  • E145, en-route, north east of Madrid Spain, 2011 (On 4 August 2011, a Luxair Embraer 145 flying a STAR into Madrid incorrectly read back a descent clearance to altitude 10,000 feet as being to 5,000 feet and the error was not detected by the controller. The aircraft was transferred to the next sector where the controller failed to notice that the incorrect clearance had been repeated. Shortly afterwards, the aircraft received a Hard EGPWS ‘Pull Up’ Warning and responded to it with no injury to the 47 occupants during the manoeuvre. The Investigation noted that an MSAW system was installed in the ACC concerned but was not active.)
  • E145, vicinity Manchester UK, 2001 (On 25 September 2001, an Embraer 145 in descent to Manchester sustained a low power lightning strike which was followed, within a few seconds, by the left engine stopping without failure annunciation. A successful single engine landing followed. The Investigation concluded that the cause of failure of the FADEC-controlled AE3007 engine (which has no surge recovery logic) was the aero-thermal effects of the strike to which all aircraft with relatively small diameter fuselages and close mounted engines are vulnerable. It was considered that there was a risk of simultaneous double engine flameout in such circumstances which was impossible to quantify.)
  • E145/C172, Gulfport MS USA, 2011 (On 19 June 2011, an Embraer ERJ145 being operated by Expressjet AL on a scheduled passenger flight departing Gulfport in day VMC came into close proximity with a privately operated Cessna 172 which had just departed another runway at the same airport which had an extended centreline which passed through the centreline of the runway used by the 145. There was no manoeuvring by either aircraft and no injuries to any occupants.)
  • E145/E135, Chicago O’Hare USA, 2011 (On 8 August 2011, an Embraer 145 was given take off clearance from runway 32L at O’Hare in day VMC without the controller making the required check for potentially conflicting arrivals to runway 09R which pass over the runway. When the controller realised that the departing aircraft would conflict with an Embraer 135 approaching 09R, he told his aircraft to “stay low” and the runway 09R controller to send his aircraft around.
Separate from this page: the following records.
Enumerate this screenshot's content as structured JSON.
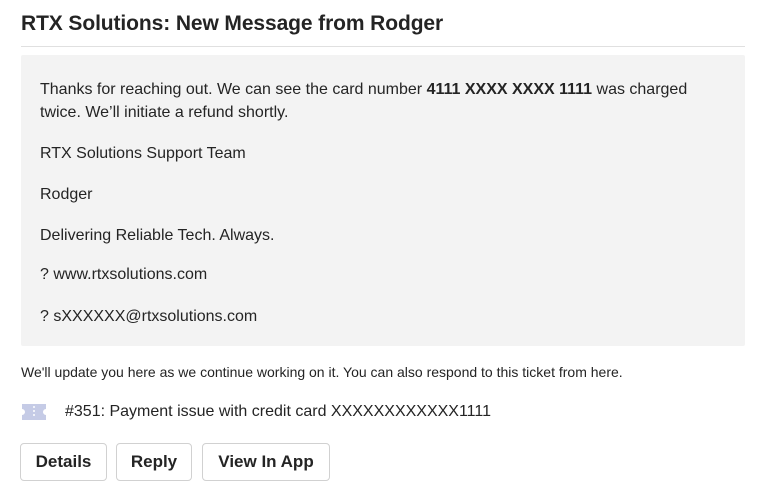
{
  "header": {
    "title": "RTX Solutions: New Message from Rodger"
  },
  "message": {
    "intro_before": "Thanks for reaching out. We can see the card number ",
    "card_number": "4111 XXXX XXXX 1111",
    "intro_after": " was charged twice. We’ll initiate a refund shortly.",
    "team": "RTX Solutions Support Team",
    "sender": "Rodger",
    "tagline": "Delivering Reliable Tech. Always.",
    "website": "? www.rtxsolutions.com",
    "email": "? sXXXXXX@rtxsolutions.com"
  },
  "note": "We'll update you here as we continue working on it. You can also respond to this ticket from here.",
  "ticket": {
    "icon": "ticket-icon",
    "text": "#351: Payment issue with credit card XXXXXXXXXXXX1111"
  },
  "actions": {
    "details": "Details",
    "reply": "Reply",
    "view_in_app": "View In App"
  },
  "colors": {
    "message_bg": "#f3f3f3",
    "ticket_icon": "#c5cbe6",
    "button_border": "#d1d1d1"
  }
}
Radar data indicated that the 135 on go around had crossed runway 32L about 125 feet above and just over 100 metres in front of the departing 145.)
  • F15 / E145, en-route, Bedford UK, 2005 (On 27 January 2005, two USAF-operated McDonnell Douglas F15E fighter aircraft, both continued to climb and both passed through the level of an Embraer 145 being operated by British Airways Regional on a scheduled passenger flight from Birmingham to Hannover, one seen at an estimated range of 100 feet.)
  • SF34 / E145, Stockholm Sweden, 2002 (On 16 December 2002, a Saab 340 being operated by Swedish airline Skyways and arriving at Stockholm on a scheduled domestic passenger flight and an Embraer 145 being operated by Swiss on a scheduled passenger flight from Stockholm to Basel almost collided at the intersection between taxiways ‘Z’ and ‘A’ in normal night visibility. Upon seeing the Saab approaching on a conflicting track, the Embraer 145 was stopped very suddenly and the other aircraft passed within an estimated 3 metres. No persons were injured and neither aircraft was damaged. The diagram below taken from the official report shows the intersection involved.)

Further Reading

For further information consult Embraer ERJ family website